- "Russian Boreal Forests Undergoing Vegetation Change, Study Shows".
- Jones, M. C.; Cheung, W. W. L. (10 October 2014). "Multi-model ensemble projections of climate change effects on global marine biodiversity". ICES Journal of Marine Science. doi:10.1093/icesjms/fsu172.
- Foden, W.B. et al. (2013). "Identifying the world's most climate change vulnerable species: A systematic trait-based assessment of all birds, amphibians, and corals.".

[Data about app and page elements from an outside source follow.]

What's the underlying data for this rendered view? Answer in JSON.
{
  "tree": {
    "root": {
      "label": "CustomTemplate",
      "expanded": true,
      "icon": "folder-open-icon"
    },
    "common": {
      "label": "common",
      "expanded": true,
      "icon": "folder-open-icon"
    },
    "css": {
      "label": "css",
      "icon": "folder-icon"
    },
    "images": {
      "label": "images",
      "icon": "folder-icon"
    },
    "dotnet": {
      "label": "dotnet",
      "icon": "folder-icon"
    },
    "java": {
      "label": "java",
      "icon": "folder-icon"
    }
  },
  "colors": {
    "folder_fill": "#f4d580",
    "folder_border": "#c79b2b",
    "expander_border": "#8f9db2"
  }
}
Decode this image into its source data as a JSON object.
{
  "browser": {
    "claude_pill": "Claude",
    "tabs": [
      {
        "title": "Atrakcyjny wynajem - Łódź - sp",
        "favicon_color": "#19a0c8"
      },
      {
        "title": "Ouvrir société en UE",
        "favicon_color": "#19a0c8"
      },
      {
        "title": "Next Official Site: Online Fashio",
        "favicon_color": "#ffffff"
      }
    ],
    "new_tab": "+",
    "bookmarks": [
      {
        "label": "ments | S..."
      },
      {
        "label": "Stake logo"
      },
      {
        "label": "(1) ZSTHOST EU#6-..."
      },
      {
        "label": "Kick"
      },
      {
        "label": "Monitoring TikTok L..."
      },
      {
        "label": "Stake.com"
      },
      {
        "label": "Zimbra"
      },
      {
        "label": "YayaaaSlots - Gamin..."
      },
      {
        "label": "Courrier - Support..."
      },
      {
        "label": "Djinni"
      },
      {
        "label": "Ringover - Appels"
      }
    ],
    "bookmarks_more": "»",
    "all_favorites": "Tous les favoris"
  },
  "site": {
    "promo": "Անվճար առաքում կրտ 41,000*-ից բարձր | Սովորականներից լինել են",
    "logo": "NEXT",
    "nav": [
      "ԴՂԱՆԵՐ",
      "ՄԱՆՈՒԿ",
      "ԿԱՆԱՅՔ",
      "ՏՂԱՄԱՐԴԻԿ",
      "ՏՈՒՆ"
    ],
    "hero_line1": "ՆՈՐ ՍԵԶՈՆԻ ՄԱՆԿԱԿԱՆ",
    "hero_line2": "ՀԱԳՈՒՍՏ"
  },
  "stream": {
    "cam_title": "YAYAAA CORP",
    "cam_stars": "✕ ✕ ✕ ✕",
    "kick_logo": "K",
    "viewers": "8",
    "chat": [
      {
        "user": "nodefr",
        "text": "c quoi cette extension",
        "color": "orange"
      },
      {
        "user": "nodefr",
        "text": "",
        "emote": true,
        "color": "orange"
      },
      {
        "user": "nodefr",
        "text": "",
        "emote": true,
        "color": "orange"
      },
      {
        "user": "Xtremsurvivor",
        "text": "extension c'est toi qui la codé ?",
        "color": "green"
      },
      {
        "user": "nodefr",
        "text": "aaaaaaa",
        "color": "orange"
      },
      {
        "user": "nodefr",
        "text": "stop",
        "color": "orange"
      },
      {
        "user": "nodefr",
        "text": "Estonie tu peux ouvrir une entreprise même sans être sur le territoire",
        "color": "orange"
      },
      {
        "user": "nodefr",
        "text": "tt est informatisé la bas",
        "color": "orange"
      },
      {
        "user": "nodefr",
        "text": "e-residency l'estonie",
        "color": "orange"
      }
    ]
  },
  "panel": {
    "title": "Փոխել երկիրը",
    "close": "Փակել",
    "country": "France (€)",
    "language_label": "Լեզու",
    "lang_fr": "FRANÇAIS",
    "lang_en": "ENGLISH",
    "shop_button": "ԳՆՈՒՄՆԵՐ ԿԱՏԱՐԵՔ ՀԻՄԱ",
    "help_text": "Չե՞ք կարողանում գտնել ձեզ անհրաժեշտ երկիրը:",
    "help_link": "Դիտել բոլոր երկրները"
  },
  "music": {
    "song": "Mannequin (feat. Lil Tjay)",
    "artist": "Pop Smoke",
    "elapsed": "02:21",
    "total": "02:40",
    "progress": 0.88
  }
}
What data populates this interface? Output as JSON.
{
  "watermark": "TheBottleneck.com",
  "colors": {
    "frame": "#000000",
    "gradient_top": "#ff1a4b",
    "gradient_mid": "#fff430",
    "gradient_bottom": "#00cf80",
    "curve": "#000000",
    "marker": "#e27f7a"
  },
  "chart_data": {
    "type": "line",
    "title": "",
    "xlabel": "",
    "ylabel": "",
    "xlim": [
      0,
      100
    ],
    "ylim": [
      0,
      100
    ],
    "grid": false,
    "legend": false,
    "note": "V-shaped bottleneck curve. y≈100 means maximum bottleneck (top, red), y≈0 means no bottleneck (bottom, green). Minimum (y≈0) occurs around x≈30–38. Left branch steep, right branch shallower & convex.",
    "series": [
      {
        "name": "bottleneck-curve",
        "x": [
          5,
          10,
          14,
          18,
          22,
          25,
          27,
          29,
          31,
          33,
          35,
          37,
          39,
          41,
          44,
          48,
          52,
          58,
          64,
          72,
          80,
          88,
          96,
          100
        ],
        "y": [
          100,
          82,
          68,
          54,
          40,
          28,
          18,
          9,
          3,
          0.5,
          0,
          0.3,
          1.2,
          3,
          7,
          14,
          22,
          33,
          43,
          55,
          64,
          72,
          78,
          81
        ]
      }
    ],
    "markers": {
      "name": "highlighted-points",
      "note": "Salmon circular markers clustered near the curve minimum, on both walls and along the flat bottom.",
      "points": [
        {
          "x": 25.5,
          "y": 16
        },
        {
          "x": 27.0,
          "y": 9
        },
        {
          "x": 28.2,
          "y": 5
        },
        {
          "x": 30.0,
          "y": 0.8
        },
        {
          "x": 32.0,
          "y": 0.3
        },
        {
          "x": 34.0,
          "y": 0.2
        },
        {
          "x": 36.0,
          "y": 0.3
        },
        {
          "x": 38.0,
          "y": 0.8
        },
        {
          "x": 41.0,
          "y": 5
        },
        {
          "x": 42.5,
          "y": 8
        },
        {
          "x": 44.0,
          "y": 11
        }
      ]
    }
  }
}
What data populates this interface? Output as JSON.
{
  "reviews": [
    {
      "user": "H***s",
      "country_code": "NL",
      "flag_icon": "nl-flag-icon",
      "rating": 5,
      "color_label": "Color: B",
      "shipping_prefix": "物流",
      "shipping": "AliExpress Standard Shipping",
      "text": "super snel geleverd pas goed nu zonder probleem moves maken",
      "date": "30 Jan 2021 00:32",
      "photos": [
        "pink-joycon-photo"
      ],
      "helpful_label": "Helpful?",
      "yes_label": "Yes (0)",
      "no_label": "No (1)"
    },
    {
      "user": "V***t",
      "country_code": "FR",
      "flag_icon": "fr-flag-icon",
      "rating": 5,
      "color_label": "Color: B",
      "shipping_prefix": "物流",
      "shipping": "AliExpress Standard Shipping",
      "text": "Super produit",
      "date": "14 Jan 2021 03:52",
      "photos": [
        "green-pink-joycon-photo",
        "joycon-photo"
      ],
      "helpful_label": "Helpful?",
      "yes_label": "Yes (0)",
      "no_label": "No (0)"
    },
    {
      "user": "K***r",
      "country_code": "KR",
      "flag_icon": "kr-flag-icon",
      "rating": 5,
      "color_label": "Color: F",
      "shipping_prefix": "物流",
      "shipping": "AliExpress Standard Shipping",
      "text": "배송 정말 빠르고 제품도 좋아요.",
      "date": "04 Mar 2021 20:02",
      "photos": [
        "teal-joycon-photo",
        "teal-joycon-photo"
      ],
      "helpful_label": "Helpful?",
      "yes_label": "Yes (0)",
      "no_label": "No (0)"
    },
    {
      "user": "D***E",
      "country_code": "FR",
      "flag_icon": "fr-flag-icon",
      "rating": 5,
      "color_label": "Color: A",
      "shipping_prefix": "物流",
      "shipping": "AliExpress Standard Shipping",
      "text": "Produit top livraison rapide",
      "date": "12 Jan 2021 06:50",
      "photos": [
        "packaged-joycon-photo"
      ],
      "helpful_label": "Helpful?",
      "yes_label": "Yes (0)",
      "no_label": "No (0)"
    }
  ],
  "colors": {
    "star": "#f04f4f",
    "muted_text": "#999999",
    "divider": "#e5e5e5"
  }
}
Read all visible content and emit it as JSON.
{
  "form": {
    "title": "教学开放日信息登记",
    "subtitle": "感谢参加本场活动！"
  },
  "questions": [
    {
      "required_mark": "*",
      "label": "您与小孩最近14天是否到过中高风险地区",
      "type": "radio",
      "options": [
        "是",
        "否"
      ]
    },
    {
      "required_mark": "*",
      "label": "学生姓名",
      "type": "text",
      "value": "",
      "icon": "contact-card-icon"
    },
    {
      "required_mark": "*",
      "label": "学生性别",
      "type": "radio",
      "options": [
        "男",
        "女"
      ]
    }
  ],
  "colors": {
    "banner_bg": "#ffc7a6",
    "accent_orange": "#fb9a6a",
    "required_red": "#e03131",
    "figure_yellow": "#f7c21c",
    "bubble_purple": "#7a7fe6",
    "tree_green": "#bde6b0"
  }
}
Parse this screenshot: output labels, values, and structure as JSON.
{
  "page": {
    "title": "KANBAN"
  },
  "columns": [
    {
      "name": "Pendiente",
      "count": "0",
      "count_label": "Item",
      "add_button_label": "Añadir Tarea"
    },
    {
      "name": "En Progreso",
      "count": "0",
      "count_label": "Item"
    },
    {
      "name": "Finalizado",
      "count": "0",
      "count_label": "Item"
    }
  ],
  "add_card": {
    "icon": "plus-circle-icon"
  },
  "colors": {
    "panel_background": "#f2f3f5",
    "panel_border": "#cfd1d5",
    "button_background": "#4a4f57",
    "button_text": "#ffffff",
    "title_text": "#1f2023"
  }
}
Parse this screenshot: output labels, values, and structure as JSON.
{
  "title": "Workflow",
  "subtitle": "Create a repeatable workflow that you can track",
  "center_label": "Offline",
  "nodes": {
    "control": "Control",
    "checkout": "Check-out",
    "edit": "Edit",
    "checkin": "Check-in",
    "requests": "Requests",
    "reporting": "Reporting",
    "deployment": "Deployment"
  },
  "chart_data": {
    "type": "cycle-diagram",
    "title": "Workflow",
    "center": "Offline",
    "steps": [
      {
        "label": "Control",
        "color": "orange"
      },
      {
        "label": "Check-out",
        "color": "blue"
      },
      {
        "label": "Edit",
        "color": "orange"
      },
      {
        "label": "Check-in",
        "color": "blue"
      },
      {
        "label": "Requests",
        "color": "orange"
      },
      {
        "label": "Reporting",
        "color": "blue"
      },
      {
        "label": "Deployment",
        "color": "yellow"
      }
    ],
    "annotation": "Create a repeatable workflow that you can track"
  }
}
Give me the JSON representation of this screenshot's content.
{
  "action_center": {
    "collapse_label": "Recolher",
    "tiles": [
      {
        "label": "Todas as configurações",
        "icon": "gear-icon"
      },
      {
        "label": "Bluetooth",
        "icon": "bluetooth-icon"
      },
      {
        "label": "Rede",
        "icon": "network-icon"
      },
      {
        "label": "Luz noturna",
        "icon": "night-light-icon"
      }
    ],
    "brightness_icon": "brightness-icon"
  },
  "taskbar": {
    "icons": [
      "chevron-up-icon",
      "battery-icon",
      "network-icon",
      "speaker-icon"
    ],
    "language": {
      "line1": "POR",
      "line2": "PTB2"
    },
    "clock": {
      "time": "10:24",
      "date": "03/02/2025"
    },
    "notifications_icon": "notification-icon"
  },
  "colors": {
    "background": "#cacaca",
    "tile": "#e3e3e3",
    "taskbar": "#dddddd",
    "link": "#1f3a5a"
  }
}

- Sekercioglu, C. H., Primack, R. B., & Wormworth, J. (2012). "The effects of climate change on tropical birds.". Biological Conservation, Volume 148, Issue 1.
- Dai, A. (2011). "Drought under global warming: A review". Wiley Interdisciplinary Reviews: Climate Change 2: 45–65. doi:10.1002/wcc.81.
- Mishra, A. K.; Singh, V. P. (2011). "Drought modeling – A review". Journal of Hydrology 403: 157. doi:10.1016/j.jhydrol.2011.03.049.
- Ding, Y.; Hayes, M. J.; Widhalm, M. (2011). "Measuring economic impacts of drought: A review and discussion". Disaster Prevention and Management 20 (4): 434. doi:10.1108/09653561111161752.
- "Vulnerability of riparian ecosystems to elevated CO2 and climate change in arid and semiarid western North America" Global Change Biology (2012) vol. 18, pp. 821–842, doi:10.1111/j.1365-2486.2011.02588.x
- "Corn shortage idles 20 ethanol plants nationwide" Associated Press, February 10, 2013
- Barnosky, Anthony D. (March 13, 2009). Heatstroke: Nature in an Age of Global Warming (1st ed.). Shearwater. ISBN 978-1-59726-197-5.
- NRC (2008). "Ecological Impacts of Climate Change". The National Academies Press, 500 Fifth Street, NW Washington, DC 20001, USA. p. 70. Retrieved 2010-03-13.
- Rosset V., Lehmann A. & Oertli B. (2010). "Warmer and richer? Predicting the impact of climate warming on species richness in small temperate waterbodies". Global Change Biology 16(8): 2376-2387. doi:10.1111/j.1365-2486.2010.02206.x.
- The IPCC Working Group II (WG II) website. This body assesses the vulnerability of socio-economic and natural systems to climate change, negative and positive consequences of climate change, and options for adapting to it.
- Health and environmental effects of climate change – US Environmental Protection Agency
- The Infography about Climate Change and Biodiversity
- See the impacts of climate change happening now on three Australian ecosystems: 'Tipping Point', Catalyst, ABC-TV
- Climate Change: Coral Reefs on the Edge An online video presentation by Prof. Ove Hoegh-Guldberg, University of Auckland